When Should You Use An App, And When Should You See A Counselor?
Seeking help for a mental health issue is the right step, but smartphone culture has added another twist: the mental health app. These apps range from guides to meditation to actual counseling apps that allow you to connect via text or phone to a therapist. These apps offer a great way to test the waters, but their viability past that may vary for different situations. If you're in a region where counselors exist (more on this odd wording in just a bit), you need to look at your specific situation to see if these apps are good for you or if you really do need to seek in-person counseling.
The Obvious: When Counselors Aren't Available
Just because an area has counselors doesn't mean you can actually access them. So, you might live in a town where mental health counselors have offices and provide therapy -- they exist -- but you can't afford them, their therapeutic style doesn't fit your needs, or you find your personalities clash badly. Or, services are in such demand that you simply can't get in to see any. In those cases, starting off with a mental health app can be a great idea, not only for the access and affordability, but also because those counselors may know of other resources you can use in person.
Consistency of Care

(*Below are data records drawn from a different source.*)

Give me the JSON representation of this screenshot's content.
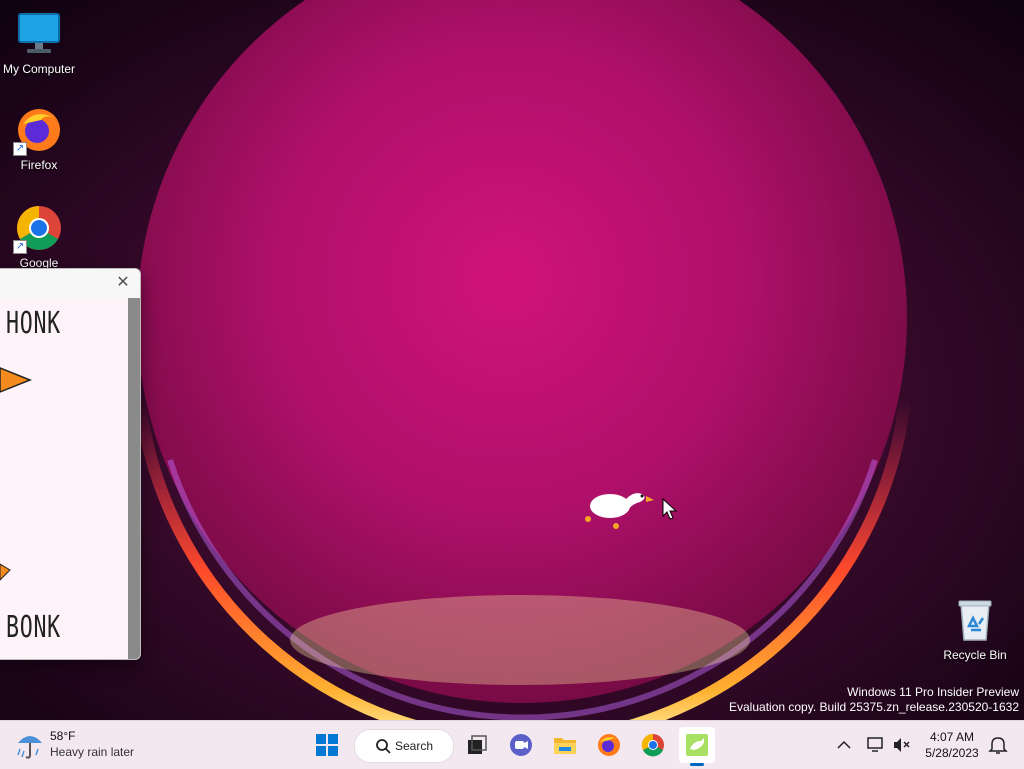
{
  "desktop": {
    "icons": [
      {
        "label": "My Computer",
        "icon": "monitor-icon"
      },
      {
        "label": "Firefox",
        "icon": "firefox-icon"
      },
      {
        "label": "Google",
        "icon": "chrome-icon"
      },
      {
        "label": "Recycle Bin",
        "icon": "recycle-bin-icon"
      }
    ]
  },
  "meme_window": {
    "text_top": "HONK",
    "text_bottom": "BONK"
  },
  "watermark": {
    "line1": "Windows 11 Pro Insider Preview",
    "line2": "Evaluation copy. Build 25375.zn_release.230520-1632"
  },
  "taskbar": {
    "weather": {
      "temp": "58°F",
      "condition": "Heavy rain later"
    },
    "search_label": "Search",
    "apps": [
      "start-icon",
      "task-view-icon",
      "meet-icon",
      "file-explorer-icon",
      "firefox-icon",
      "chrome-icon",
      "desktop-goose-icon"
    ],
    "active_app": "desktop-goose-icon",
    "clock": {
      "time": "4:07 AM",
      "date": "5/28/2023"
    }
  },
  "colors": {
    "accent": "#0067c0",
    "taskbar_bg": "#f3e7f0"
  }
}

When you need therapy, you also need consistency of care. Seeing the same therapist is essential to creating a steady path to progress. A few apps do allow you to match up with a particular therapist, which is a big help -- yet others connect you with the therapeutic equivalent of a call center, where you may end up texting or talking to different people who refer to your file, rather than to knowledge built up over time regarding your case. If you can't get consistent care via the app, but you can find someone in person, going with in-person therapy is a much better idea.
Severity and Longevity
Also at issue are the severity and longevity of your problems. Moderate depression due to grief from a death is much different from severe depression due to brain chemistry and requiring medication. Milder conditions, those that don't need medication, and those that may be shorter-term than other conditions are better suited to app use. The more severe the condition, the more medication involved, and the more permanent the issue, the more you need to see a therapist in person if at all possible. An app is still better than nothing if you have absolutely no other choice, but in-person therapy is better suited to severe conditions.
Apps are definitely not useless; they have expanded the availability of help to people who otherwise couldn't or wouldn't go. And they are a wonderful way to test out therapy methods. In-person mental health counseling, however, is still the best way to go for many. Contact an office, such as Dr Kuris Counseling Centers, for more assistance.